> _TASK STATEMENT_: Where does the word "Distance" show up in the records? Copy every line that has it.

> _DATASET ENTRIES_:
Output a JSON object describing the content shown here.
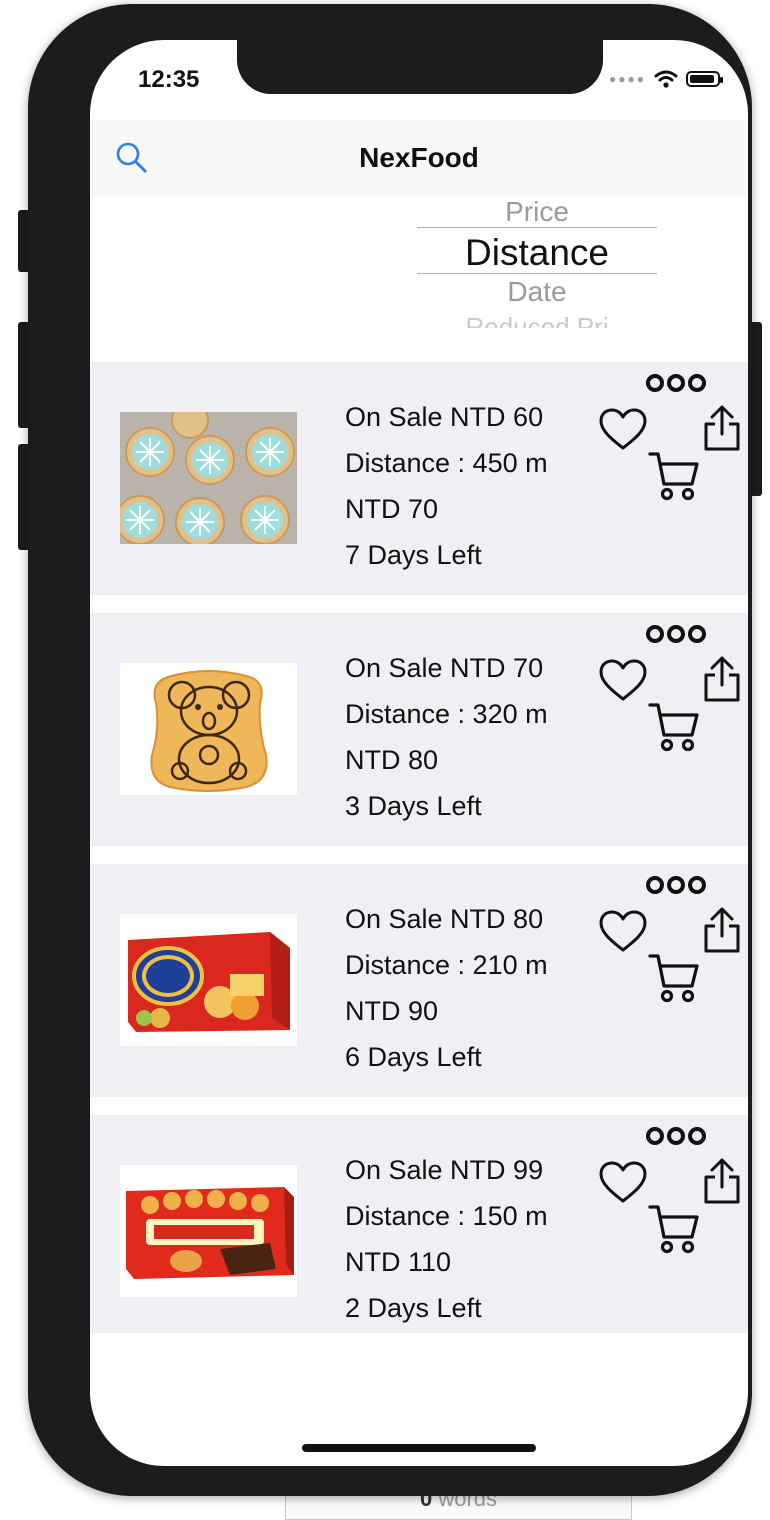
{
  "status_bar": {
    "time": "12:35"
  },
  "nav": {
    "title": "NexFood",
    "search_icon": "search-icon"
  },
  "sort_picker": {
    "options": [
      "Price",
      "Distance",
      "Date",
      "Reduced Pri"
    ],
    "selected": "Distance"
  },
  "items": [
    {
      "sale": "On Sale NTD 60",
      "distance": "Distance : 450 m",
      "price": "NTD 70",
      "days_left": "7 Days Left",
      "image": "snowflake-cookies"
    },
    {
      "sale": "On Sale NTD 70",
      "distance": "Distance : 320 m",
      "price": "NTD 80",
      "days_left": "3 Days Left",
      "image": "koala-biscuit"
    },
    {
      "sale": "On Sale NTD 80",
      "distance": "Distance : 210 m",
      "price": "NTD 90",
      "days_left": "6 Days Left",
      "image": "ritz-crackers-box"
    },
    {
      "sale": "On Sale NTD 99",
      "distance": "Distance : 150 m",
      "price": "NTD 110",
      "days_left": "2 Days Left",
      "image": "choco-puff-box"
    }
  ],
  "background": {
    "word_count": "0",
    "word_label": "words"
  },
  "colors": {
    "accent": "#2f7cf6",
    "row_bg": "#efeff4",
    "nav_bg": "#f8f8f8"
  }
}
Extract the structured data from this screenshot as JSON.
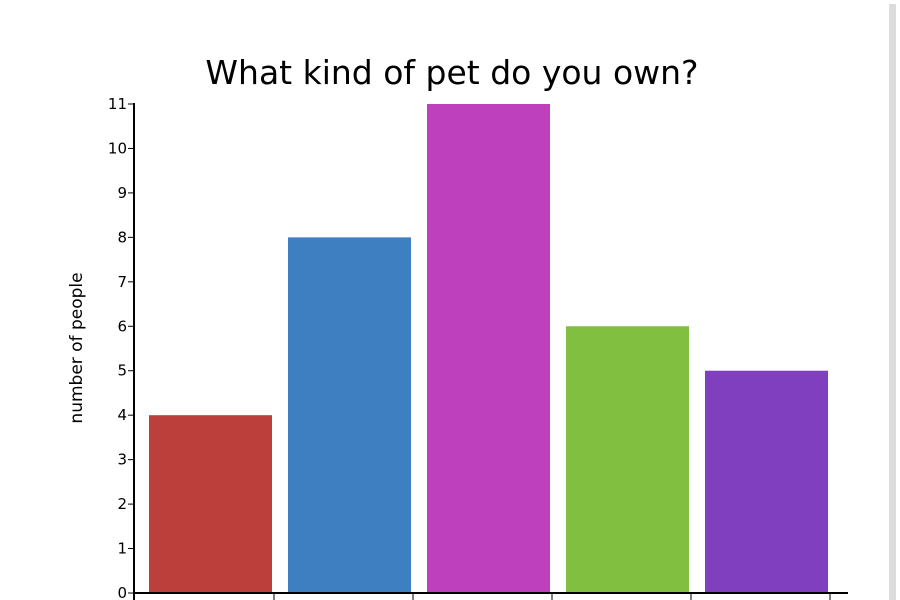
{
  "chart_data": {
    "type": "bar",
    "title": "What kind of pet do you own?",
    "xlabel": "",
    "ylabel": "number of people",
    "ylim": [
      0,
      11
    ],
    "yticks": [
      0,
      1,
      2,
      3,
      4,
      5,
      6,
      7,
      8,
      9,
      10,
      11
    ],
    "values": [
      4,
      8,
      11,
      6,
      5
    ],
    "colors": [
      "#bd3f3c",
      "#3e7fc1",
      "#be40bd",
      "#81bf41",
      "#7f3fbe"
    ],
    "grid": false,
    "legend": "none"
  }
}
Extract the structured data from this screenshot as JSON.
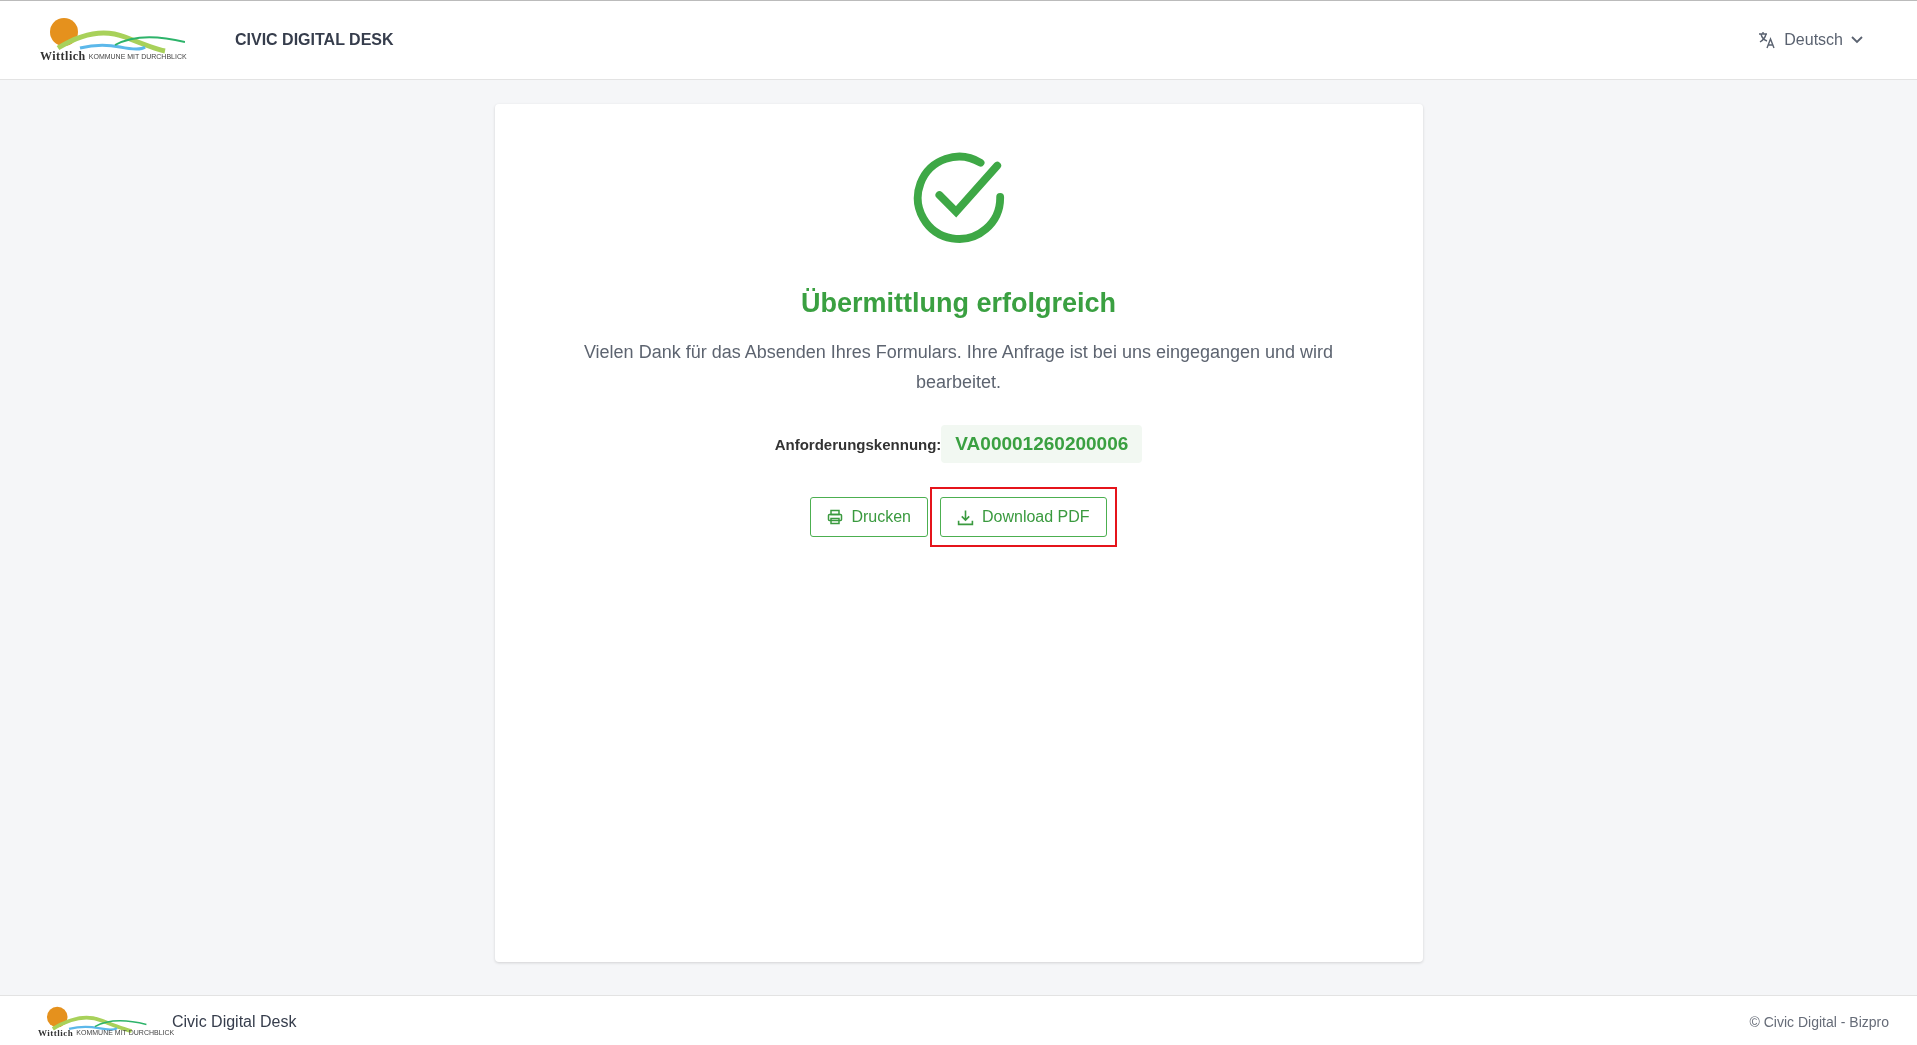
{
  "header": {
    "logo": {
      "name": "Wittlich",
      "tagline": "KOMMUNE MIT DURCHBLICK"
    },
    "title": "CIVIC DIGITAL DESK",
    "language": "Deutsch"
  },
  "result": {
    "heading": "Übermittlung erfolgreich",
    "message": "Vielen Dank für das Absenden Ihres Formulars. Ihre Anfrage ist bei uns eingegangen und wird bearbeitet.",
    "id_label": "Anforderungskennung:",
    "id_value": "VA00001260200006",
    "buttons": [
      {
        "kind": "print",
        "label": "Drucken",
        "highlighted": false
      },
      {
        "kind": "download",
        "label": "Download PDF",
        "highlighted": true
      }
    ]
  },
  "footer": {
    "logo": {
      "name": "Wittlich",
      "tagline": "KOMMUNE MIT DURCHBLICK"
    },
    "title": "Civic Digital Desk",
    "copyright": "© Civic Digital - Bizpro"
  }
}
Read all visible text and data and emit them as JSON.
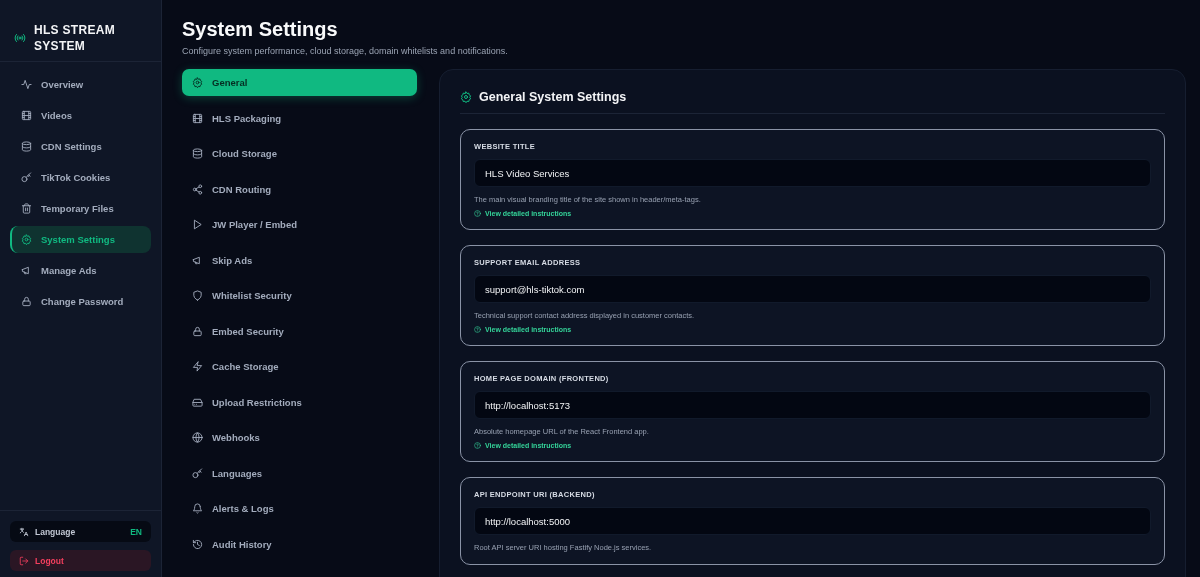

> _EXERCISE OUTPUT_:
      "Distance",
    "selected": "Distance"
      "distance": "Distance : 450 m",
      "distance": "Distance : 320 m",
      "distance": "Distance : 210 m",
      "distance": "Distance : 150 m",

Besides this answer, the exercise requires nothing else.